(Excerpted data):
####################

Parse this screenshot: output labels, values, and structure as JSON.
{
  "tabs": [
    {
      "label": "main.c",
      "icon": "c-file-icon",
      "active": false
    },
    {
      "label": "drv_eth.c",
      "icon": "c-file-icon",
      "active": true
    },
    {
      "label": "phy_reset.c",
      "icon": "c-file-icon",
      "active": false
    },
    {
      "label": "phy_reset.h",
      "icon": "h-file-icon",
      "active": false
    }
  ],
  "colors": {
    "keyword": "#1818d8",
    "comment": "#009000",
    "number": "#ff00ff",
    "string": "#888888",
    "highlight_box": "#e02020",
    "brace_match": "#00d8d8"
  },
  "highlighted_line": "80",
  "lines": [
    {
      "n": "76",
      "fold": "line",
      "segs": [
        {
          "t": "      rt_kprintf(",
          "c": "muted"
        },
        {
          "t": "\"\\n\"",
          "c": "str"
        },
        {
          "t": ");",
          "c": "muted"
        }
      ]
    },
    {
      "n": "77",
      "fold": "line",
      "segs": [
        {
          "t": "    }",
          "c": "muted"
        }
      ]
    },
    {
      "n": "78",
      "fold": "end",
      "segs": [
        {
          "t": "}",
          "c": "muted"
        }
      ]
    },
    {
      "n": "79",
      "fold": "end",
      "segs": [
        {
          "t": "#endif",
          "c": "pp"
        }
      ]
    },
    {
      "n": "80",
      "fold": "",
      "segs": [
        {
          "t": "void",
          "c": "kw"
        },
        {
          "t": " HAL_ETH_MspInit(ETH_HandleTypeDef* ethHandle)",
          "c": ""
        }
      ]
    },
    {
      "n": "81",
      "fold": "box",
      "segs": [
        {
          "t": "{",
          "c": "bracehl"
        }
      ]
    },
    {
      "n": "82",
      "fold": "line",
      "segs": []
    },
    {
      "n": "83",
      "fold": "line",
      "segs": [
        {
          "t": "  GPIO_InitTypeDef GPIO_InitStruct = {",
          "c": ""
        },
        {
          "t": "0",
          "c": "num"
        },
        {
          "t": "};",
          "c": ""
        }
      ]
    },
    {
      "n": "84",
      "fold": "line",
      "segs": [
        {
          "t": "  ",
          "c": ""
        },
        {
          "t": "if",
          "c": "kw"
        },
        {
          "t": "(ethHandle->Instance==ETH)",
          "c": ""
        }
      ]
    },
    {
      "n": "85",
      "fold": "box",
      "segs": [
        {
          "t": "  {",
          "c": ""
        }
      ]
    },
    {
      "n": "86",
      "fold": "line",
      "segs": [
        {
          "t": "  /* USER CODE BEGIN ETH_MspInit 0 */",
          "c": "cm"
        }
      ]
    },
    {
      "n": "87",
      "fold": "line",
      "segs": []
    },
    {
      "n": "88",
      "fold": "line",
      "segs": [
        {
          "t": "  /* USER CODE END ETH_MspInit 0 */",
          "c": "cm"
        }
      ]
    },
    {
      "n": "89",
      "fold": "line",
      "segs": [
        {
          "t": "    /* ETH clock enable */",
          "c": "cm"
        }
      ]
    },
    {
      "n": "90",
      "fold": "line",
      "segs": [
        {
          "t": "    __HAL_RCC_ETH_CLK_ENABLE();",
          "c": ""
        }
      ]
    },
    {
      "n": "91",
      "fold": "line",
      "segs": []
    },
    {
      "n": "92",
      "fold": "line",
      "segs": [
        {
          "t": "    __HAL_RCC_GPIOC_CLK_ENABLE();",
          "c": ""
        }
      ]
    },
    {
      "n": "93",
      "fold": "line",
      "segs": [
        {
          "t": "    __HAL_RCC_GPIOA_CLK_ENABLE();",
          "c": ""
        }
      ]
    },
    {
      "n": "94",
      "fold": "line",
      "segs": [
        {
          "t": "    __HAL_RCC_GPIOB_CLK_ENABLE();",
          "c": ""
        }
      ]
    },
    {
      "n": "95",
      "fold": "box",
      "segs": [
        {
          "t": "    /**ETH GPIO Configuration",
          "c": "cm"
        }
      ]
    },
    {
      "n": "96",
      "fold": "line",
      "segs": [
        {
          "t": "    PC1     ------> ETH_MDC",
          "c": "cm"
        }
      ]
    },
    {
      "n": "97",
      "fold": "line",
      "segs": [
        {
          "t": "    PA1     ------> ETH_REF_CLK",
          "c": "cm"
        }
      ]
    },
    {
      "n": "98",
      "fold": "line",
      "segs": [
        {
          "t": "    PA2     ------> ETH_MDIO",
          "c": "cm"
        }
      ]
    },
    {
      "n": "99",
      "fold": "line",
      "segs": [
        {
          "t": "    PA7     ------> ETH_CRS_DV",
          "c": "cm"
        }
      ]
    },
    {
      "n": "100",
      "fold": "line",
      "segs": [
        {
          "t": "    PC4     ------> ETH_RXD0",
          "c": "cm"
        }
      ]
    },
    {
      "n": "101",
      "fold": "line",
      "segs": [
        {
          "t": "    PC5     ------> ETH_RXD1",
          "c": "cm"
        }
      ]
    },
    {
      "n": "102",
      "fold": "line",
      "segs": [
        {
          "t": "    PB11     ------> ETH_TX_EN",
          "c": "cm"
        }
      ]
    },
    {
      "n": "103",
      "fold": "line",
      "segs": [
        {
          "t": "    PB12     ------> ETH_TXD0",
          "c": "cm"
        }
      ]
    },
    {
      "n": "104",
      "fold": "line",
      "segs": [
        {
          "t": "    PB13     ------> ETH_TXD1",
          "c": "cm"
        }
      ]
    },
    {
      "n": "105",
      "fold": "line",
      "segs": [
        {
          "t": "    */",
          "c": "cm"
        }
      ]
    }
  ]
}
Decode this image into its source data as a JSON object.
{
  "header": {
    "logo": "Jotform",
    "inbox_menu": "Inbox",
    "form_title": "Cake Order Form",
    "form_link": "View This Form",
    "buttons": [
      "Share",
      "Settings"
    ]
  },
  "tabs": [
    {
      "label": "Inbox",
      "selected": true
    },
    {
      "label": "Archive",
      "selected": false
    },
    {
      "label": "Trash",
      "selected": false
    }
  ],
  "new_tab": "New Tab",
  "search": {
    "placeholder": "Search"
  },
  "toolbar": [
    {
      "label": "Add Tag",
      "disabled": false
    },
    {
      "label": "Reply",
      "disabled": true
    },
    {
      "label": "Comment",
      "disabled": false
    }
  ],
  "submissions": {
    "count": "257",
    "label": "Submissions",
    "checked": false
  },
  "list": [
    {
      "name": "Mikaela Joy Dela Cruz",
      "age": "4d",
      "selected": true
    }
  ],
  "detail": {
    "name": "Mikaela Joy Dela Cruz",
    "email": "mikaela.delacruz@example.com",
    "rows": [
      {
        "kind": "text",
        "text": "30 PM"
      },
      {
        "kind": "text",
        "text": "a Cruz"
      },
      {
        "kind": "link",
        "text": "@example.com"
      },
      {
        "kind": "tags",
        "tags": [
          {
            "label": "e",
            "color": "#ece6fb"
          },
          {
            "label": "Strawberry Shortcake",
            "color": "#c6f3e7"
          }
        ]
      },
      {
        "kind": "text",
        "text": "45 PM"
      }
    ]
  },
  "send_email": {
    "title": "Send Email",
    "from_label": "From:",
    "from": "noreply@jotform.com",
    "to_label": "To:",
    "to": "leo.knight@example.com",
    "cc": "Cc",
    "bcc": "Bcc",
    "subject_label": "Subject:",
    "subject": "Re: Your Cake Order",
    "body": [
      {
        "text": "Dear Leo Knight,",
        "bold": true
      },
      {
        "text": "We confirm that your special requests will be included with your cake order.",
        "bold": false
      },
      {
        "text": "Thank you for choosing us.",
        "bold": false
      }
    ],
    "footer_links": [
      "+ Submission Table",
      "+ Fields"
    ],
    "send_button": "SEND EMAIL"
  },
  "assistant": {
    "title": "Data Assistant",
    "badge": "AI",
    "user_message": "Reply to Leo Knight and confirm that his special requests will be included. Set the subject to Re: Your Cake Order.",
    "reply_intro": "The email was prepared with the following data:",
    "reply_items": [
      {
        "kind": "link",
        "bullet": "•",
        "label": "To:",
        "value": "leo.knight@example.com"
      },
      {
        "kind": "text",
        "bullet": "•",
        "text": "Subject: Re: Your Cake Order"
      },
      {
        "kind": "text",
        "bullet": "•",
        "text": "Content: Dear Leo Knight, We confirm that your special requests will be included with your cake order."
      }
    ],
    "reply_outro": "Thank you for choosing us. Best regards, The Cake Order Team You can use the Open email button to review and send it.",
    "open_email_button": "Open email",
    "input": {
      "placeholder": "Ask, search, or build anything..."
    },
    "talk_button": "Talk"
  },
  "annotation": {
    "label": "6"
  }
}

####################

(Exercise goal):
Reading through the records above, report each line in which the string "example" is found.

(Written response):
    "email": "mikaela.delacruz@example.com",
        "text": "@example.com"
    "to": "leo.knight@example.com",
        "value": "leo.knight@example.com"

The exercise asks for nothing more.